**Task to complete**
Copy out each line in the listing below where the word "JSON" appears.

**Data section**
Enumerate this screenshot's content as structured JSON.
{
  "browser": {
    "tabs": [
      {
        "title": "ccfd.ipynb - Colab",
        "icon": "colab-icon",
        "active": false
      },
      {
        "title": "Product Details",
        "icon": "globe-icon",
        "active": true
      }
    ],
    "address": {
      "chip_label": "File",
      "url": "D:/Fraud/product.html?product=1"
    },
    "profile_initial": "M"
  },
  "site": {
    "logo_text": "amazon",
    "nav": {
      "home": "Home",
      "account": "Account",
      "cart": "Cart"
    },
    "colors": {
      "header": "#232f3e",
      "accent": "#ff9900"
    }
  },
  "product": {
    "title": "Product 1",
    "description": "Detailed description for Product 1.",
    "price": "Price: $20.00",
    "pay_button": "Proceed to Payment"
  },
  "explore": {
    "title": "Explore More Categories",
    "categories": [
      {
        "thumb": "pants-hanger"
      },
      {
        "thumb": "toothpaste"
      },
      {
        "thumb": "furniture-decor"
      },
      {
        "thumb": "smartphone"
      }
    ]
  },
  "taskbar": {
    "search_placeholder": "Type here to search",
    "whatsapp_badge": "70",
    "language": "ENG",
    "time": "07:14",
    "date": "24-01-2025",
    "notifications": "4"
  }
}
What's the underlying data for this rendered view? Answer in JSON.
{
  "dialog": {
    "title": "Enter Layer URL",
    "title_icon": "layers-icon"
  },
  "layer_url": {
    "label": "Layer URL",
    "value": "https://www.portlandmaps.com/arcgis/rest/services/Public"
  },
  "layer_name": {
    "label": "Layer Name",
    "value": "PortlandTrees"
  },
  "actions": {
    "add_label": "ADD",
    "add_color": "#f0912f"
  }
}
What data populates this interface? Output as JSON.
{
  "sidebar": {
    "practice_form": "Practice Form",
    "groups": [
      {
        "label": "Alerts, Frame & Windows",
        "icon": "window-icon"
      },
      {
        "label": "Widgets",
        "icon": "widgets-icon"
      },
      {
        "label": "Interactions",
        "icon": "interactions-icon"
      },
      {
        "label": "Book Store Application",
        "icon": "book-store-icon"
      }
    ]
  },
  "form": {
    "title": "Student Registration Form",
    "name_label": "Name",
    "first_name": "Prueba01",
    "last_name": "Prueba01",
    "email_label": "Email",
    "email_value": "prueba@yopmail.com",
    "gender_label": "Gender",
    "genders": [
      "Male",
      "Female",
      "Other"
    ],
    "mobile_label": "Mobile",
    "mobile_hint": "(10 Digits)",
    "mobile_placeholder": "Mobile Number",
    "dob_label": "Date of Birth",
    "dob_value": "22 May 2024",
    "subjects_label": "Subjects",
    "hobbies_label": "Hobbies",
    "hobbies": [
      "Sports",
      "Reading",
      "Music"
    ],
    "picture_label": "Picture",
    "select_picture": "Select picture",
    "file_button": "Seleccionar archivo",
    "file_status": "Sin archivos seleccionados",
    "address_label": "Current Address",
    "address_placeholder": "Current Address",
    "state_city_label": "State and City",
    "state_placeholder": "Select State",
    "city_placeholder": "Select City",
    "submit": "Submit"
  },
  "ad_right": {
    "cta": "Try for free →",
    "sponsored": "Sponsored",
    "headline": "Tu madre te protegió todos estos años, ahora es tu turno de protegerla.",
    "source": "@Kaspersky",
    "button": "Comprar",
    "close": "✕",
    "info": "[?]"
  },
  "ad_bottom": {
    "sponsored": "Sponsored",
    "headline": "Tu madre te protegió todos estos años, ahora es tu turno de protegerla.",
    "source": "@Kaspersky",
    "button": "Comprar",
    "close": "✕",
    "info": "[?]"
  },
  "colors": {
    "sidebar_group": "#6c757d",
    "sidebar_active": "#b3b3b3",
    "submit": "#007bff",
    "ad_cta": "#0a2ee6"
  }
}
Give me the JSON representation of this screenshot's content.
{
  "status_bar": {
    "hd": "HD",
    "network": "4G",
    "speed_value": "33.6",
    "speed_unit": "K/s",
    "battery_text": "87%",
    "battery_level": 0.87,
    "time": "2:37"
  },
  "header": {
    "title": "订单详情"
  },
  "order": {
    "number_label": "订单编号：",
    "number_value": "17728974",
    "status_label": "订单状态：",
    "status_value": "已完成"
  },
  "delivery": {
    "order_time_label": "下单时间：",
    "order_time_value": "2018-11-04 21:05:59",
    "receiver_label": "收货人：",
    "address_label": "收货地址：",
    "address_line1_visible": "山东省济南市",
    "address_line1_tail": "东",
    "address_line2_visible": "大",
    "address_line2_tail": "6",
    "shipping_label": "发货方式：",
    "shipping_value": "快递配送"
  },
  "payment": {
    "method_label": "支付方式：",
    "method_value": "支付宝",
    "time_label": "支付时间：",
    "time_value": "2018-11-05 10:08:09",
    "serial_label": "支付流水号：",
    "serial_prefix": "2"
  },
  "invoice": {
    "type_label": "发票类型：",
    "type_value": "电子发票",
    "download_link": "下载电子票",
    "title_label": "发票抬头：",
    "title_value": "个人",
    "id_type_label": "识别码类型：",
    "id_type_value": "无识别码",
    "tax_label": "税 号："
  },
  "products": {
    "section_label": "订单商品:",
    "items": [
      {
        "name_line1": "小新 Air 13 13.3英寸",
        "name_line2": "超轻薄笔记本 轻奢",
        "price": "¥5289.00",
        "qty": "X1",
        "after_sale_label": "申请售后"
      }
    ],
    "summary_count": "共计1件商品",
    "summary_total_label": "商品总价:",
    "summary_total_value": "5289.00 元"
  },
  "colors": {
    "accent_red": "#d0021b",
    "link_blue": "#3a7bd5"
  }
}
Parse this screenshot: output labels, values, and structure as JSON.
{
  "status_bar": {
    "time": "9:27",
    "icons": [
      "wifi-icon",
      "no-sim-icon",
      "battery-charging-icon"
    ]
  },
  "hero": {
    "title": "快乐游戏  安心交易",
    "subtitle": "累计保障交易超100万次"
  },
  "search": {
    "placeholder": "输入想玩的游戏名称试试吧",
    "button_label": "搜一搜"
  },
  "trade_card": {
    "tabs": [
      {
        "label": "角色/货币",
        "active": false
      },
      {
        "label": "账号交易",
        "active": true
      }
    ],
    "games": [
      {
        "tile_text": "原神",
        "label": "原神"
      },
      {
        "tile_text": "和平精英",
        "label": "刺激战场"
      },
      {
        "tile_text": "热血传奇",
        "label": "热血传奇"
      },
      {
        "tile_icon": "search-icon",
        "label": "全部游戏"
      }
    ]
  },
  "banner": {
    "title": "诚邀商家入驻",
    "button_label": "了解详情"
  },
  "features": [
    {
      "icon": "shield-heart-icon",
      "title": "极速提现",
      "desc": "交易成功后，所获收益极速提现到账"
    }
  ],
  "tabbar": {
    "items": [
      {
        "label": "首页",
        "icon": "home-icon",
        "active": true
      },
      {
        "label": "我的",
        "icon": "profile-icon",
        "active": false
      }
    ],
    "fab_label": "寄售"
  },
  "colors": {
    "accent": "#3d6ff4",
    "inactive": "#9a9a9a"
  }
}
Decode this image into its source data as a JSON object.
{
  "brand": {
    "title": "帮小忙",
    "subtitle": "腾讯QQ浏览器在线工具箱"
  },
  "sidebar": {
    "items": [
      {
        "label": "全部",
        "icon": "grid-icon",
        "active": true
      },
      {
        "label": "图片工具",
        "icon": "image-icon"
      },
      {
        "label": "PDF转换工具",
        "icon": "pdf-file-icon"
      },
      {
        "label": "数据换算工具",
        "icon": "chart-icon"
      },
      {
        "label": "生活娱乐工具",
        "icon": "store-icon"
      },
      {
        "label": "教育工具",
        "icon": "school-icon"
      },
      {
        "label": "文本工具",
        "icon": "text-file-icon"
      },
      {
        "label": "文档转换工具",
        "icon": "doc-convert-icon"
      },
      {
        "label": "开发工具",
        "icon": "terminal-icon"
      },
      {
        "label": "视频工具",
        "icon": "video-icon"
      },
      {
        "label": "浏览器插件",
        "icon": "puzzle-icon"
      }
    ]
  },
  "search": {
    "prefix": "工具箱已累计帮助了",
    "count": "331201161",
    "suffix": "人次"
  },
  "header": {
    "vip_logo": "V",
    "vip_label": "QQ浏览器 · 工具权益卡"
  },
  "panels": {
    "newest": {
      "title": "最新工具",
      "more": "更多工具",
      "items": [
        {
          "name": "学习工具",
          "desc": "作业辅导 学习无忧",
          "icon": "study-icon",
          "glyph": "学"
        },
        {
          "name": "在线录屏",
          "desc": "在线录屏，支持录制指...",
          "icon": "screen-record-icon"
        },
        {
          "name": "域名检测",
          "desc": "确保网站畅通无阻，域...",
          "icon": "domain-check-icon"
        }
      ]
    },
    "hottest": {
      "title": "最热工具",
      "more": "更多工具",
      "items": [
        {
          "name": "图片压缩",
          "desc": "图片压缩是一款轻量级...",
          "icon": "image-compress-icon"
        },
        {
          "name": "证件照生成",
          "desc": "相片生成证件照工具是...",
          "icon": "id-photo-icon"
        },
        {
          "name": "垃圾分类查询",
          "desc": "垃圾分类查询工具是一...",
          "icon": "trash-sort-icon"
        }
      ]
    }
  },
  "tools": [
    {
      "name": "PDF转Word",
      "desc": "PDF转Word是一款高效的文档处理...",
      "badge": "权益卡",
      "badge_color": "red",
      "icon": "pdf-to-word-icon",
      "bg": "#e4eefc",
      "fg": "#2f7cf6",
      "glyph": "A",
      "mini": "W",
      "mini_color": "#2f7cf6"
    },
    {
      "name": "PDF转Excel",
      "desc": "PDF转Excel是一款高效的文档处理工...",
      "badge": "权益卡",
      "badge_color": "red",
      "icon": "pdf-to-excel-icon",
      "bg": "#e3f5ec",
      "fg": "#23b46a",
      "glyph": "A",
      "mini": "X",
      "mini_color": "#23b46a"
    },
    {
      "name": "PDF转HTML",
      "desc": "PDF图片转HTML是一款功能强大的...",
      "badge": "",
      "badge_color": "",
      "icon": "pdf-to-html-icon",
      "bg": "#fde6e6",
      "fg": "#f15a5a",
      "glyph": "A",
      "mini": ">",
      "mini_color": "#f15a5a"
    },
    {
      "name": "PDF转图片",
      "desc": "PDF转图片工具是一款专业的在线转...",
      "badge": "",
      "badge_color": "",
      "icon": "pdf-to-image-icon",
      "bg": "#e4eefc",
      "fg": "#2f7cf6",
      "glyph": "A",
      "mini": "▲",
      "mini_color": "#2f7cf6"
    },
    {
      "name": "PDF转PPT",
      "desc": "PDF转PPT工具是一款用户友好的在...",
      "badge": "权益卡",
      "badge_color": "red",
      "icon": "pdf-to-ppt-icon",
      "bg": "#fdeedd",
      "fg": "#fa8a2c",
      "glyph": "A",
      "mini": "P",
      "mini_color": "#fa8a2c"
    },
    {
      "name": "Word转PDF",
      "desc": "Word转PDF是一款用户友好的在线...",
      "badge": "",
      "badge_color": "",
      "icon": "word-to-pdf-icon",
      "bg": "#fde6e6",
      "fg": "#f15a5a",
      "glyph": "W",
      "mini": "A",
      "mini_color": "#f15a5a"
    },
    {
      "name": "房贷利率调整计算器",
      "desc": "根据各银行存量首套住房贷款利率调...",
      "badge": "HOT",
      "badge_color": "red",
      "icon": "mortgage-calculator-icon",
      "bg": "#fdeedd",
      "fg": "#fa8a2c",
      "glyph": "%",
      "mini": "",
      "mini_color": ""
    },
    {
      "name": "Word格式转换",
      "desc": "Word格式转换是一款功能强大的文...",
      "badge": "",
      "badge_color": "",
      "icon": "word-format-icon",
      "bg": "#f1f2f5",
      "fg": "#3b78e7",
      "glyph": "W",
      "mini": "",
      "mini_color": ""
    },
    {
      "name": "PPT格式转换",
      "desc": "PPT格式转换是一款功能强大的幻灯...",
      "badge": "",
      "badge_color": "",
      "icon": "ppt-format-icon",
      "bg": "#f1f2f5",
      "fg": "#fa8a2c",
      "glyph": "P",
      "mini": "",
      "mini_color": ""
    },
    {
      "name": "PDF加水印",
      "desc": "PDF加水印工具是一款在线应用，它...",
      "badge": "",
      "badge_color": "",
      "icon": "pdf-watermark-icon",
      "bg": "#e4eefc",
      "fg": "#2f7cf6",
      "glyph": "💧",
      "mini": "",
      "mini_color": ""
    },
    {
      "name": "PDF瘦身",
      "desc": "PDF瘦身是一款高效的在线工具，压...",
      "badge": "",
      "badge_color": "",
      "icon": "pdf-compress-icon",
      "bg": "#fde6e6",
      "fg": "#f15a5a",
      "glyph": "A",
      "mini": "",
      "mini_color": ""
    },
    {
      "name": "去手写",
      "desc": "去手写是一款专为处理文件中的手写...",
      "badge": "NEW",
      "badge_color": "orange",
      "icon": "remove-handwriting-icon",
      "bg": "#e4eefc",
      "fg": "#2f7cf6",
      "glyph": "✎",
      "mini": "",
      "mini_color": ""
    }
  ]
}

**Expected answer**
Enumerate this screenshot's content as structured JSON.
What's the underlying data for this rendered view? Answer in JSON.
What data populates this interface? Output as JSON.
Give me the JSON representation of this screenshot's content.
Parse this screenshot: output labels, values, and structure as JSON.
Decode this image into its source data as a JSON object.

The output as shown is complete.